The Canadian Museum of Flight is a non-profit, volunteer-driven museum dedicated to restoring, preserving and showcasing Canada's rich aviation heritage.
In the early 1970's, a group of aviation enthusiasts made a move to stop the exodus of historic aircraft leaving Canada for the U.S. and Europe. This group pooled their resources, to acquire as many of these aircraft as possible. The Canadian Museum of Flight and Transportation was incorporated, as a non-profit society, in March 1977 and was given the authority to issue tax-deductible receipts for donations. The Museum was located on Crescent Road in Surrey, British Columbia.
In 1996 the Museum moved to the Langley Airport. In the spring of 1998, the Museum legally changed its name to the Canadian Museum of Flight Association.
The Museum and restoration site is open year round, and houses over 25 aircraft both static and flying. The aircraft range from a WWII Handley Page Hampden to a T-33 Silver Star. The Canadian Museum of Flight possesses the only displayed Handley Page Hampden in the world. On February 13th, 2002, after a 22 year restoration, Museum volunteers saw the 1937 Waco AQC Cabin biplane take to the skies. This restoration was done solely by the Museum’s volunteers whose age range from 16 to 82. Many of our volunteers spent their career in the aviation industry just to retire and put in full time hours at the Museum. We have a number of aircraft flying: Tiger Moth, Fleet Finch, SE5A replica, Waco AQC Cabin, Fleet Canuck and the Harvard II. Two Sopwith Pup replicas joined the flying fleet recently and will be seen at airshows in the area. A Waco INF and a North American Mustang replica are under refurbishment to flying condition at present. The historic Stearman biplane owned by the Seller family has joined the collection and is awaiting its turn to get back in the air. An Ercoupe is another recent acquisition, just needing some TLC to get it in the air.

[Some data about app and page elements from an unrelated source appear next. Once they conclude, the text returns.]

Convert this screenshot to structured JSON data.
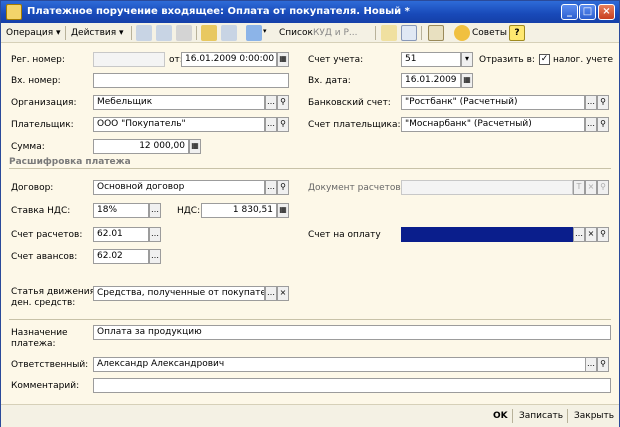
{
  "window": {
    "title": "Платежное поручение входящее: Оплата от покупателя. Новый *"
  },
  "toolbar": {
    "operation": "Операция",
    "actions": "Действия",
    "list": "Список",
    "kudir": "КУД и Р...",
    "tips": "Советы",
    "help": "?"
  },
  "form": {
    "reg_number_label": "Рег. номер:",
    "reg_number": "",
    "from_label": "от:",
    "date": "16.01.2009  0:00:00",
    "in_number_label": "Вх. номер:",
    "in_number": "",
    "org_label": "Организация:",
    "org": "Мебельщик",
    "payer_label": "Плательщик:",
    "payer": "ООО \"Покупатель\"",
    "sum_label": "Сумма:",
    "sum": "12 000,00",
    "account_label": "Счет учета:",
    "account": "51",
    "reflect_label": "Отразить в:",
    "tax_label": "налог. учете",
    "in_date_label": "Вх. дата:",
    "in_date": "16.01.2009",
    "bank_label": "Банковский счет:",
    "bank": "\"Ростбанк\" (Расчетный)",
    "payer_account_label": "Счет плательщика:",
    "payer_account": "\"Моснарбанк\" (Расчетный)"
  },
  "details": {
    "section_title": "Расшифровка платежа",
    "contract_label": "Договор:",
    "contract": "Основной договор",
    "settle_doc_label": "Документ расчетов:",
    "settle_doc": "",
    "vat_rate_label": "Ставка НДС:",
    "vat_rate": "18%",
    "vat_label": "НДС:",
    "vat": "1 830,51",
    "settle_acc_label": "Счет расчетов:",
    "settle_acc": "62.01",
    "invoice_label": "Счет на оплату",
    "invoice": "",
    "advance_acc_label": "Счет авансов:",
    "advance_acc": "62.02",
    "cashflow_label_1": "Статья движения",
    "cashflow_label_2": "ден. средств:",
    "cashflow": "Средства, полученные от покупателей"
  },
  "bottom": {
    "purpose_label_1": "Назначение",
    "purpose_label_2": "платежа:",
    "purpose": "Оплата за продукцию",
    "responsible_label": "Ответственный:",
    "responsible": "Александр Александрович",
    "comment_label": "Комментарий:",
    "comment": ""
  },
  "footer": {
    "ok": "OK",
    "save": "Записать",
    "close": "Закрыть"
  },
  "colors": {
    "title": "#1849b8",
    "background": "#fdf8e8",
    "selected": "#0a1e8c"
  }
}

The Museum is a very “hands-on” facility. A large selection of our aircraft can be touched, and the children can feel that aircraft are made not only from aluminum, but also wood and fabric. The Museum is constantly undergoing display changes to allow our visitors to see something new each time they stop by. Visitors can take a chronological walk around the Museum starting with WWI to present day, and can see how large a part Canada has played in aviation history.
The Museum is a ground-level facility, with ramps for easy wheelchair access. Vehicles and HandyDART buses can pull up adjacent to the main entrance.
Along with the aircraft and displays, the Museum has an extensive aviation gift shop with everything from posters to books, hats, t-shirts, toys, videos and much more.